13. Church Walk and the First Infant School. Church Walk was gifted to the town to commemorate the coronation of Edward VII. on 9th August 1902. It is still lined with lime trees planted at the time. At etherend of the walk are the Walsingham Gates, which were presented by Lord Walsingham and recently refurbished by inmates of Wayland Prison. The building at the waet end of the walk originaly housed the first Infant School. It was built from funds raised by public subscription in 1876 and is now used by the Army Cadet Force.
14. Watton Church. St Mary’s Church has a Norman round tower with a hexagonal top, and probably stands on the site of the Watton Church mentioned in the Domesday book. As the population of Watton, a thriving market town and railhead, expanded in the mid 19th century, the church proved too small, so two side aisles were added increasing its capacity from 260 to 480. This makes it the only church in Norfolk which is wider than it is long. The church continues to grow with the recent additions of a Sunday schoolroom and offices. Inside is an excellent example of a “Poore Box” dated 1639.
15. Site of the Old Railway Station. The railway station used to stand on the site of what is now The Norwich Road Industrial Estate. The single line railway from Thetford to Watton opened in 1869 and the line was extended to Swaffham in 1875. It was affectionately known as “The Crab & Winkle” presumably because it use to bring these delicacies from the coast. The line was closed as part of the Beeching cuts in 1964. On the opposite side of the road can be seen Key House, which was the Railway Hotel.
16. Victoria Cottage Hospital. Victoria Cottage Hospital, built in 1897 for £700, from public subscription, to commemorate the Diamond Jubilee of Queen Victoria. By 1907 it had its own operating theatre and children’s ward and in 1946 1,032 patients were treated. The hospital closed in 1951 following the formation of the National Health Service.
17. Site of the Old Cattle Market.

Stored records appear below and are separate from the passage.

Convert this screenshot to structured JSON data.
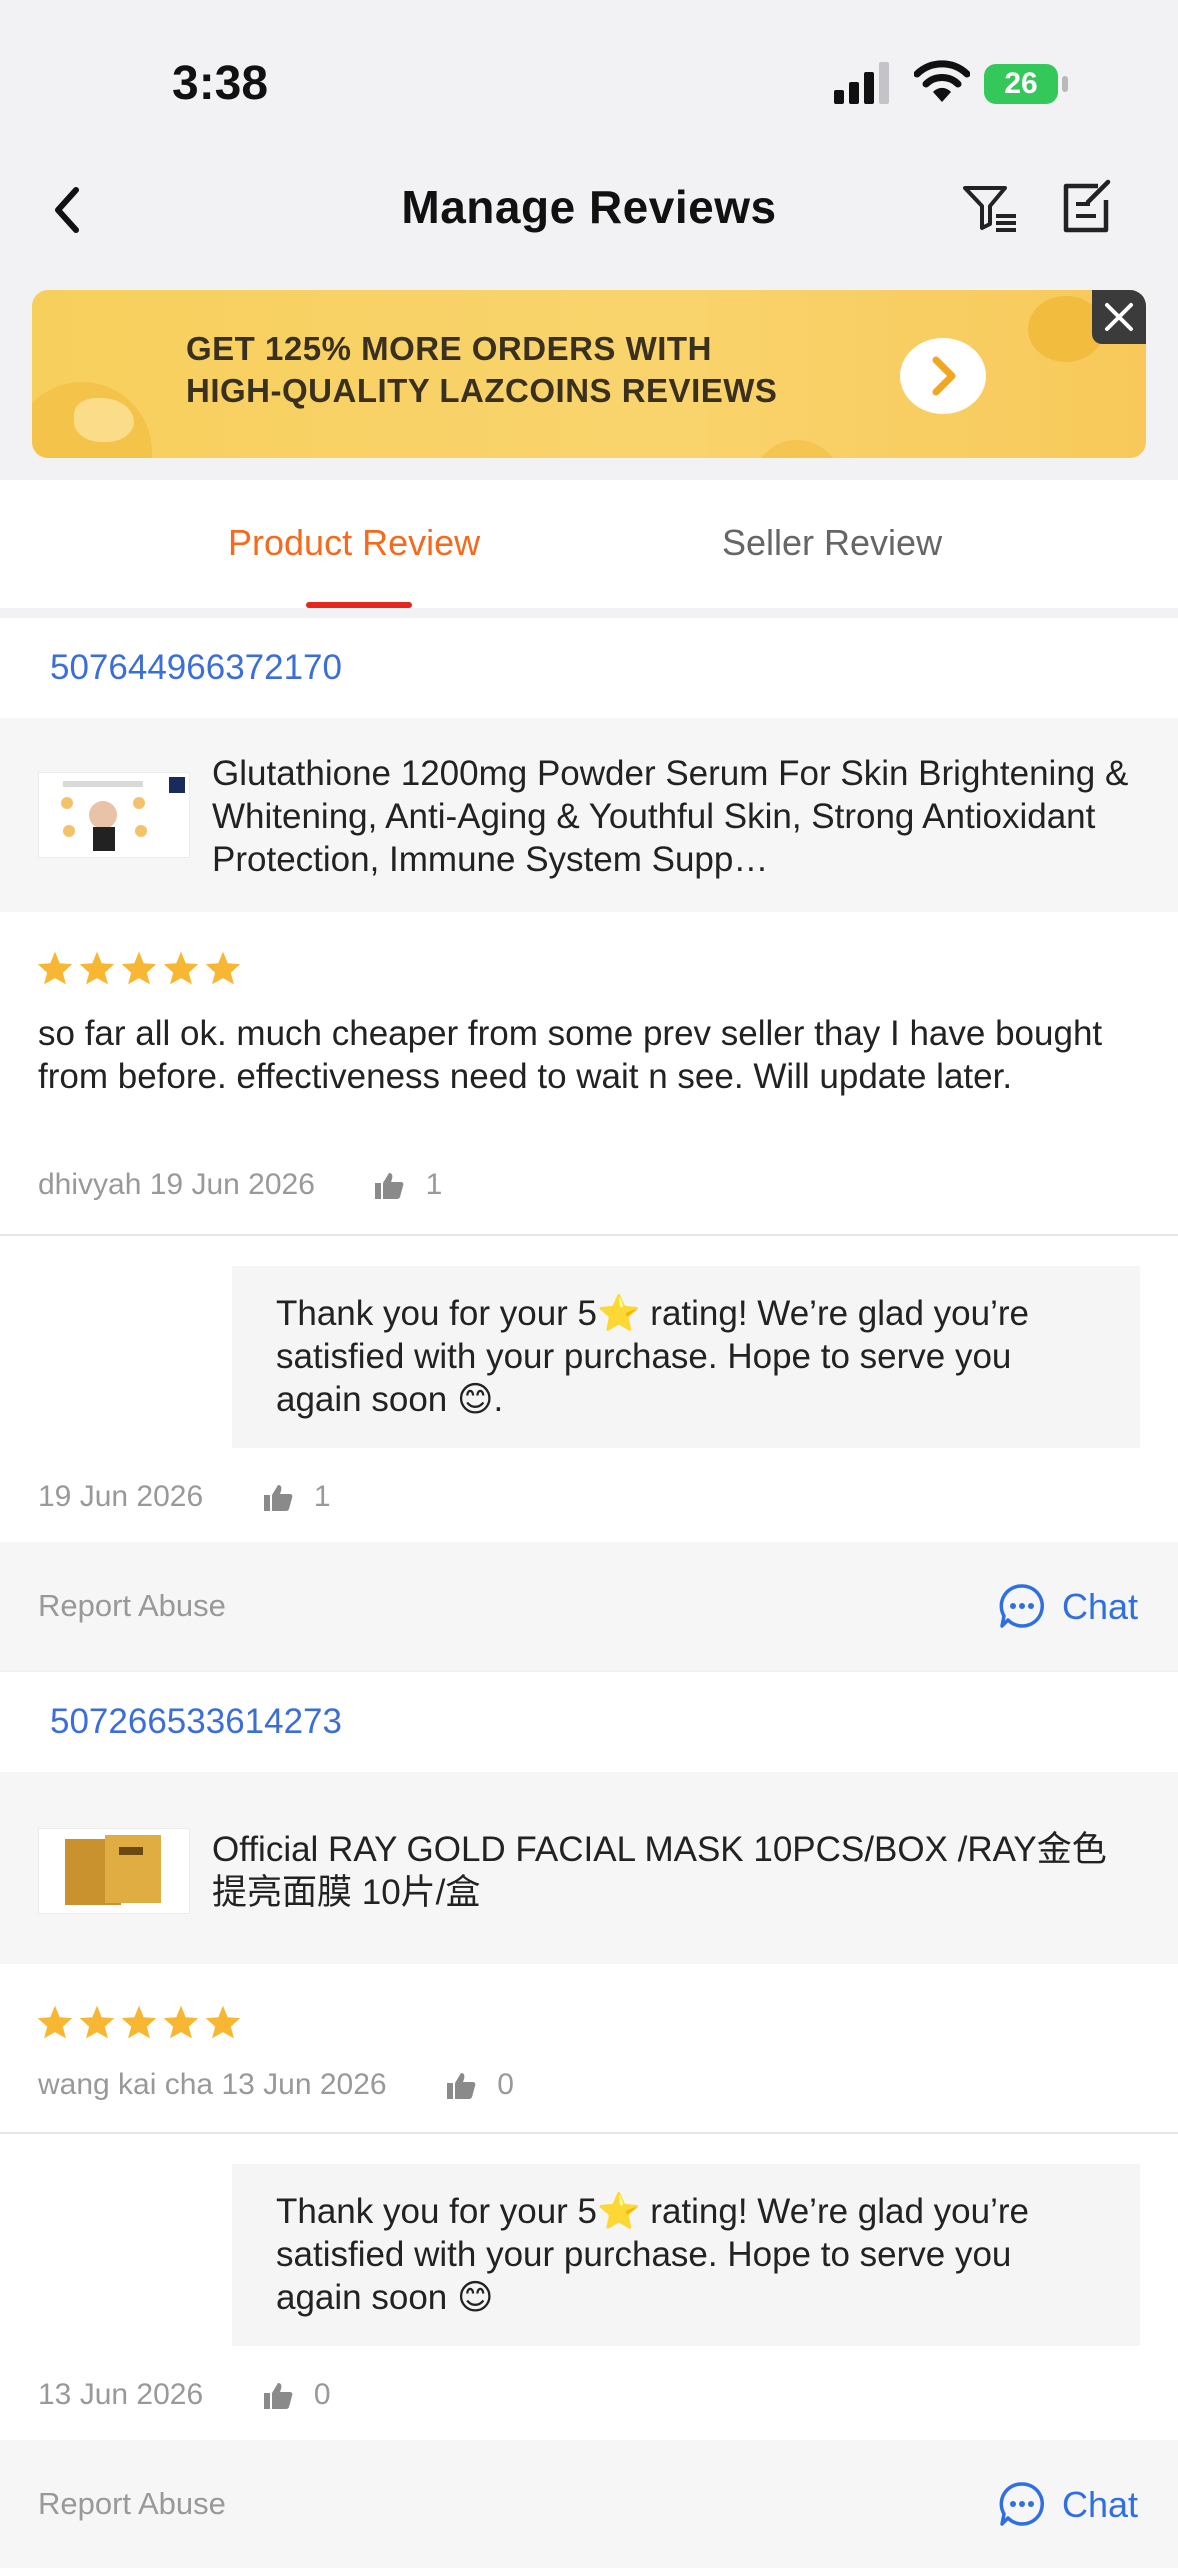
{
  "status_bar": {
    "time": "3:38",
    "battery": "26"
  },
  "header": {
    "title": "Manage Reviews"
  },
  "banner": {
    "line1": "GET 125% MORE ORDERS WITH",
    "line2": "HIGH-QUALITY LAZCOINS REVIEWS"
  },
  "tabs": {
    "product": "Product Review",
    "seller": "Seller Review",
    "active": "product"
  },
  "colors": {
    "accent": "#f56a1c",
    "link": "#3b6ed6",
    "star": "#f7b733",
    "active_underline": "#e5271e"
  },
  "reviews": [
    {
      "order_id": "507644966372170",
      "product_name": "Glutathione 1200mg Powder Serum For Skin Brightening & Whitening, Anti-Aging & Youthful Skin, Strong Antioxidant Protection, Immune System Supp…",
      "rating": 5,
      "text": "so far all ok. much cheaper from some prev seller thay I have bought from before. effectiveness need to wait n see. Will update later.",
      "author_date": "dhivyah 19 Jun 2026",
      "likes": "1",
      "reply_text": "Thank you for your 5⭐ rating! We’re glad you’re satisfied with your purchase. Hope to serve you again soon 😊.",
      "reply_date": "19 Jun 2026",
      "reply_likes": "1",
      "report_label": "Report Abuse",
      "chat_label": "Chat"
    },
    {
      "order_id": "507266533614273",
      "product_name": "Official RAY GOLD FACIAL MASK 10PCS/BOX /RAY金色提亮面膜 10片/盒",
      "rating": 5,
      "text": "",
      "author_date": "wang kai cha 13 Jun 2026",
      "likes": "0",
      "reply_text": "Thank you for your 5⭐ rating! We’re glad you’re satisfied with your purchase. Hope to serve you again soon 😊",
      "reply_date": "13 Jun 2026",
      "reply_likes": "0",
      "report_label": "Report Abuse",
      "chat_label": "Chat"
    }
  ]
}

During the 19th century, Watton had two large cattle markets one of which stood on the site now occupied by a supermarket. The weigh-bridge was found when the store was built and has been placed on display in the Memorial Garden.
18. The Queens Hall. Built by volunteer labour to celebrate the coronation of Elizabeth II. it took 4 years to convert the framework of an ex-RAF hangar imported from a local airfield, into the large public hall it is today. It was opened in 1956 and is now used extensively for musical and theatrical performance, for dancing and for social events.
19. The Old Police Station. On the corner of the High Street and the Thetford Road stands the old Police station (1856 – 1954). Built in 1855 at a cost of £950. It had cells for temporary confinement o the accused and was manned by an inspector, a sergeant and 3 constables. It has now been converted into housing.
20. The Willow House. The oldest house in the town, it was built in about 1556. During it life it has been:- a vicarage, a boarding school, a dentist’ surgery and an antique shop. Today it is a flourishing Restaurant and Inn.